I have worked in various emergencies and crisis situations, including GOAL’s response in the floods in Pakistan in 2010 and the Ebola response in Sierra Leone in 2014. The COVID-19 virus spreads easily and now we have a pandemic. In the emergencies I previously worked in, response teams came from other countries to support. For example, during the Ebola response in Sierra Leone infectious control experts from Ireland, England, Denmark and Sweden came to support GOAL’s response and we got on top of the situation very quickly.  However, COVID-19 is impacting every country and with travel restrictions, it may not be possible to have help parachuted in. If an outbreak occurs in our refugee camps, it will be very serious, therefore our main emphasis is on prevention.

With restriction of movement here in Ethiopia, GOAL staff are staying in their current areas of operation and not travelling within the country to minimize the spread of COVID-19. As we have a different calendar of events here, Easter was celebrated a week later than in Ireland. Normally it is a very big celebration and most people go home to their families, but this year it was very different. Staff stayed in their area of operation and were not able to visit their family and friends and celebrate as they normally would.

It is my pleasure to be working with our super GOAL team in Ethiopia.  I am in touch with home and Ireland regularly, and look forward to my next trip to Cork. My friends are always posting and sending me the latest funny clips.

We have a wonderful Irish embassy here which keeps us updated on events at home and we received an uplifting message from the President of Ireland, Michael D. Higgins, for Easter. The Embassy of Ireland sent us a poem from John O’ Donohue’s Book of Blessings, reminding us that the storm will pass and that there are brighter days to come.

One of our last Irish get togethers here in Ethiopia was in early March. We had a great singsong and we are all looking forward to meeting up soon when this is all over.  We know this crisis will pass, so let us stay positive and look after each other.

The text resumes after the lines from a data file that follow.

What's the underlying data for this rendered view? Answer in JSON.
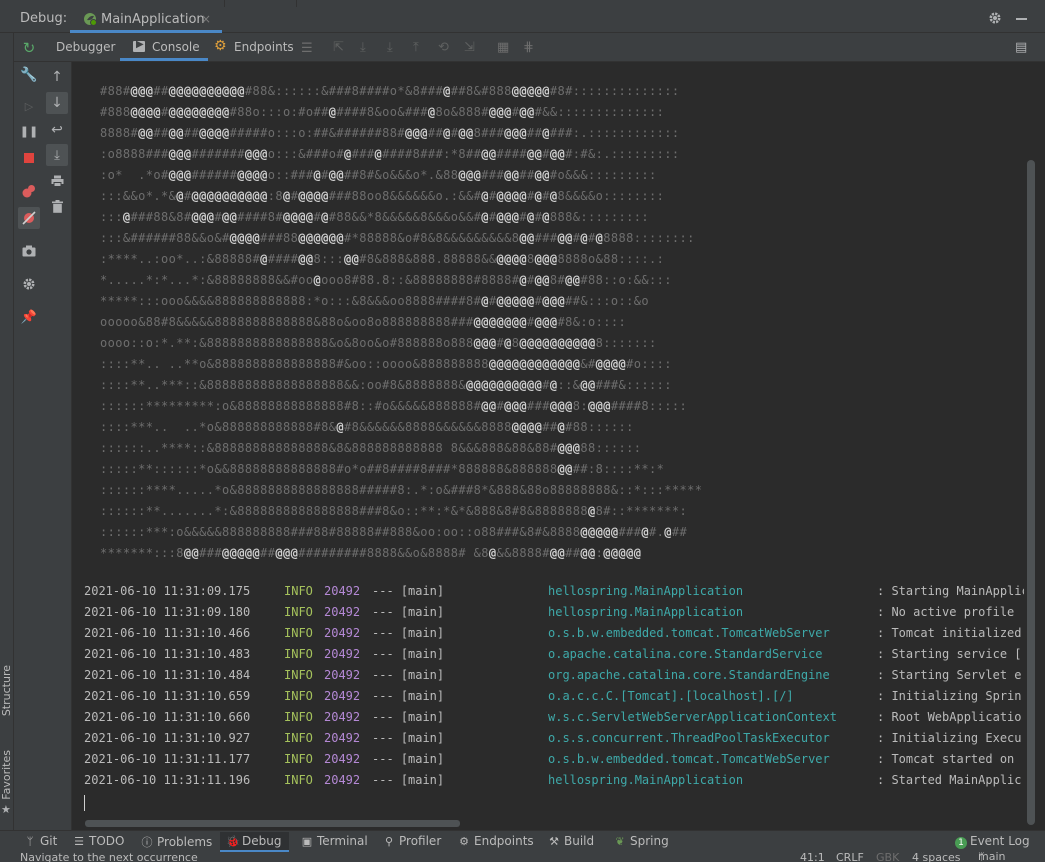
{
  "window": {
    "debug_label": "Debug:",
    "run_config": "MainApplication",
    "close": "×"
  },
  "toolbar": {
    "debugger_tab": "Debugger",
    "console_tab": "Console",
    "endpoints_tab": "Endpoints"
  },
  "left_strip": {
    "structure": "Structure",
    "favorites": "Favorites"
  },
  "console": {
    "ascii_art": [
      "#88#@@@##@@@@@@@@@@#88&::::::&###8####o*&8###@##8&#888@@@@@#8#::::::::::::::",
      "#888@@@@#@@@@@@@@#88o:::o:#o##@####8&oo&###@8o&888#@@@#@@#&&::::::::::::::",
      "8888#@@##@@##@@@@#####o:::o:##&######88#@@@##@#@@8###@@@##@###:.::::::::::::",
      ":o8888###@@@#######@@@o:::&###o#@###@####8###:*8##@@####@@#@@#:#&:.:::::::::",
      ":o*  .*o#@@@######@@@@o::###@#@@##8#&o&&&o*.&88@@@###@@##@@#o&&&:::::::::",
      ":::&&o*.*&@#@@@@@@@@@@:8@#@@@@###88oo8&&&&&&o.:&&#@#@@@@#@#@8&&&&o::::::::",
      ":::@###88&8#@@@#@@####8#@@@@#@#88&&*8&&&&&8&&&o&&#@#@@@#@#@888&:::::::::",
      ":::&######88&&o&#@@@@###88@@@@@@#*88888&o#8&8&&&&&&&&&8@@###@@#@#@8888::::::::",
      ":****..:oo*..:&88888#@####@@8:::@@#8&888&888.88888&&@@@@8@@@8888o&88::::.:",
      "*.....*:*...*:&88888888&&#oo@ooo8#88.8::&88888888#8888#@#@@8#@@#88::o:&&:::",
      "*****:::ooo&&&&888888888888:*o:::&8&&&oo8888####8#@#@@@@@#@@@##&:::o::&o",
      "ooooo&88#8&&&&&8888888888888&88o&oo8o888888888###@@@@@@@#@@@#8&:o::::",
      "oooo::o:*.**:&8888888888888888&o&8oo&o#888888o888@@@#@8@@@@@@@@@@8:::::::",
      "::::**.. ..**o&8888888888888888#&oo::oooo&888888888@@@@@@@@@@@@&#@@@@#o::::",
      "::::**..***::&888888888888888888&&:oo#8&8888888&@@@@@@@@@@#@::&@@###&::::::",
      "::::::*********:o&88888888888888#8::#o&&&&&888888#@@#@@@###@@@8:@@@####8:::::",
      "::::***..  ..*o&888888888888#8&@#8&&&&&&8888&&&&&&8888@@@@##@#88::::::",
      "::::::..****::&888888888888888&8&888888888888 8&&&888&88&88#@@@88::::::",
      ":::::**::::::*o&&88888888888888#o*o##8####8###*888888&888888@@##:8::::**:*",
      "::::::****.....*o&8888888888888888#####8:.*:o&###8*&888&88o88888888&::*:::*****",
      "::::::**.......*:&8888888888888888###8&o::**:*&*&888&8#8&8888888@8#::*******:",
      "::::::***:o&&&&&888888888###88#88888##888&oo:oo::o88###&8#&8888@@@@@###@#.@##",
      "*******:::8@@###@@@@@##@@@#########8888&&o&8888# &8@&&8888#@@##@@:@@@@@"
    ],
    "logs": [
      {
        "ts": "2021-06-10 11:31:09.175",
        "level": "INFO",
        "pid": "20492",
        "sep": "--- [",
        "thread": "main]",
        "logger": "hellospring.MainApplication",
        "msg": ": Starting MainApplic"
      },
      {
        "ts": "2021-06-10 11:31:09.180",
        "level": "INFO",
        "pid": "20492",
        "sep": "--- [",
        "thread": "main]",
        "logger": "hellospring.MainApplication",
        "msg": ": No active profile"
      },
      {
        "ts": "2021-06-10 11:31:10.466",
        "level": "INFO",
        "pid": "20492",
        "sep": "--- [",
        "thread": "main]",
        "logger": "o.s.b.w.embedded.tomcat.TomcatWebServer",
        "msg": ": Tomcat initialized"
      },
      {
        "ts": "2021-06-10 11:31:10.483",
        "level": "INFO",
        "pid": "20492",
        "sep": "--- [",
        "thread": "main]",
        "logger": "o.apache.catalina.core.StandardService",
        "msg": ": Starting service ["
      },
      {
        "ts": "2021-06-10 11:31:10.484",
        "level": "INFO",
        "pid": "20492",
        "sep": "--- [",
        "thread": "main]",
        "logger": "org.apache.catalina.core.StandardEngine",
        "msg": ": Starting Servlet e"
      },
      {
        "ts": "2021-06-10 11:31:10.659",
        "level": "INFO",
        "pid": "20492",
        "sep": "--- [",
        "thread": "main]",
        "logger": "o.a.c.c.C.[Tomcat].[localhost].[/]",
        "msg": ": Initializing Sprin"
      },
      {
        "ts": "2021-06-10 11:31:10.660",
        "level": "INFO",
        "pid": "20492",
        "sep": "--- [",
        "thread": "main]",
        "logger": "w.s.c.ServletWebServerApplicationContext",
        "msg": ": Root WebApplicatio"
      },
      {
        "ts": "2021-06-10 11:31:10.927",
        "level": "INFO",
        "pid": "20492",
        "sep": "--- [",
        "thread": "main]",
        "logger": "o.s.s.concurrent.ThreadPoolTaskExecutor",
        "msg": ": Initializing Execu"
      },
      {
        "ts": "2021-06-10 11:31:11.177",
        "level": "INFO",
        "pid": "20492",
        "sep": "--- [",
        "thread": "main]",
        "logger": "o.s.b.w.embedded.tomcat.TomcatWebServer",
        "msg": ": Tomcat started on"
      },
      {
        "ts": "2021-06-10 11:31:11.196",
        "level": "INFO",
        "pid": "20492",
        "sep": "--- [",
        "thread": "main]",
        "logger": "hellospring.MainApplication",
        "msg": ": Started MainApplic"
      }
    ]
  },
  "bottom_tabs": {
    "git": "Git",
    "todo": "TODO",
    "problems": "Problems",
    "debug": "Debug",
    "terminal": "Terminal",
    "profiler": "Profiler",
    "endpoints": "Endpoints",
    "build": "Build",
    "spring": "Spring",
    "event_log": "Event Log",
    "event_count": "1"
  },
  "status": {
    "message": "Navigate to the next occurrence",
    "position": "41:1",
    "line_sep": "CRLF",
    "encoding": "GBK",
    "indent": "4 spaces",
    "branch": "main"
  },
  "colors": {
    "accent": "#4a88c7",
    "info": "#a5c25c",
    "pid": "#b589d6",
    "logger": "#3ea9a9",
    "art_bright": "#d0d0d0",
    "art_dim": "#6e6e6e"
  }
}
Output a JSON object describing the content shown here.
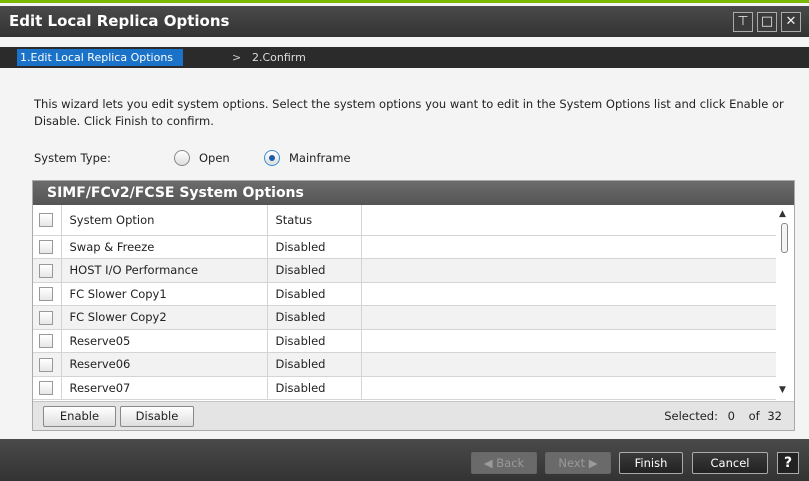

Mary T Murphy hails from West Cork and has managed GOAL’s Refugee Programme in Ethiopia for 6 years. In 2017 she received a “Presidential Distinguished Award for the Irish Abroad” from President Michael D Higgins for her work over the last 30 years improving the health of the poor in the developing world.  Mary leads GOAL’s large-scale emergency refugee programme in East Africa, supporting thousands of South Sudanese and Eritrean refugees.